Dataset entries
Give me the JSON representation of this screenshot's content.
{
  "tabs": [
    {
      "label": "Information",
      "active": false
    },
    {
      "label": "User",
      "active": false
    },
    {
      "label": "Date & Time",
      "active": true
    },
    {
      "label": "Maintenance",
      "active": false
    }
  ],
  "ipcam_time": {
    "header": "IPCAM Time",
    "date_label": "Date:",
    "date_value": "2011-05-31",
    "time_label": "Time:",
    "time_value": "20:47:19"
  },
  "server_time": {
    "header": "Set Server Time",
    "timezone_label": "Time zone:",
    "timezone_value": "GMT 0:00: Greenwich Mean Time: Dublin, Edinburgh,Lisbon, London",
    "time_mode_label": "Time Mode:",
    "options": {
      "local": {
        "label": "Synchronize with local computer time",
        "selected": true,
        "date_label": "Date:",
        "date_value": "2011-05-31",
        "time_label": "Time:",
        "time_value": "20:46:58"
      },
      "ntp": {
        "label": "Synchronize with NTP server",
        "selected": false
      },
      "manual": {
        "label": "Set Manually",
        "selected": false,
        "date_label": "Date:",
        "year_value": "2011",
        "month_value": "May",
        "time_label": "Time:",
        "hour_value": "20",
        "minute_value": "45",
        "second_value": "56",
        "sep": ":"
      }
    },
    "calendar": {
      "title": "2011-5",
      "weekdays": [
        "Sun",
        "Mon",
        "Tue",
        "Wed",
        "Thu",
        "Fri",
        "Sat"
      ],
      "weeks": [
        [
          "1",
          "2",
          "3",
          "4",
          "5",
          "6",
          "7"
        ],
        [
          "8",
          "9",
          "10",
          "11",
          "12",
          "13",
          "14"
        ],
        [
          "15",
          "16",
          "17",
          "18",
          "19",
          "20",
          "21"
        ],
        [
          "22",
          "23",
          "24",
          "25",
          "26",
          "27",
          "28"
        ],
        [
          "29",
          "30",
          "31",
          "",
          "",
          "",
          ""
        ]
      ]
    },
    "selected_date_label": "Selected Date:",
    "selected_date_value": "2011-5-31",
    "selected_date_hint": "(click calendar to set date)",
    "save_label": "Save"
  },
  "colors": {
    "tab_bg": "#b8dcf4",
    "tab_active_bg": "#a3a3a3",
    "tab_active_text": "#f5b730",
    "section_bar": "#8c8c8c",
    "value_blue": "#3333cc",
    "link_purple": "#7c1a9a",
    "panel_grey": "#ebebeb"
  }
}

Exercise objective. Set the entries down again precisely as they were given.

Solution below.
Give me the JSON representation of this screenshot's content.
{
  "tabs": [
    {
      "label": "Information",
      "active": false
    },
    {
      "label": "User",
      "active": false
    },
    {
      "label": "Date & Time",
      "active": true
    },
    {
      "label": "Maintenance",
      "active": false
    }
  ],
  "ipcam_time": {
    "header": "IPCAM Time",
    "date_label": "Date:",
    "date_value": "2011-05-31",
    "time_label": "Time:",
    "time_value": "20:47:19"
  },
  "server_time": {
    "header": "Set Server Time",
    "timezone_label": "Time zone:",
    "timezone_value": "GMT 0:00: Greenwich Mean Time: Dublin, Edinburgh,Lisbon, London",
    "time_mode_label": "Time Mode:",
    "options": {
      "local": {
        "label": "Synchronize with local computer time",
        "selected": true,
        "date_label": "Date:",
        "date_value": "2011-05-31",
        "time_label": "Time:",
        "time_value": "20:46:58"
      },
      "ntp": {
        "label": "Synchronize with NTP server",
        "selected": false
      },
      "manual": {
        "label": "Set Manually",
        "selected": false,
        "date_label": "Date:",
        "year_value": "2011",
        "month_value": "May",
        "time_label": "Time:",
        "hour_value": "20",
        "minute_value": "45",
        "second_value": "56",
        "sep": ":"
      }
    },
    "calendar": {
      "title": "2011-5",
      "weekdays": [
        "Sun",
        "Mon",
        "Tue",
        "Wed",
        "Thu",
        "Fri",
        "Sat"
      ],
      "weeks": [
        [
          "1",
          "2",
          "3",
          "4",
          "5",
          "6",
          "7"
        ],
        [
          "8",
          "9",
          "10",
          "11",
          "12",
          "13",
          "14"
        ],
        [
          "15",
          "16",
          "17",
          "18",
          "19",
          "20",
          "21"
        ],
        [
          "22",
          "23",
          "24",
          "25",
          "26",
          "27",
          "28"
        ],
        [
          "29",
          "30",
          "31",
          "",
          "",
          "",
          ""
        ]
      ]
    },
    "selected_date_label": "Selected Date:",
    "selected_date_value": "2011-5-31",
    "selected_date_hint": "(click calendar to set date)",
    "save_label": "Save"
  },
  "colors": {
    "tab_bg": "#b8dcf4",
    "tab_active_bg": "#a3a3a3",
    "tab_active_text": "#f5b730",
    "section_bar": "#8c8c8c",
    "value_blue": "#3333cc",
    "link_purple": "#7c1a9a",
    "panel_grey": "#ebebeb"
  }
}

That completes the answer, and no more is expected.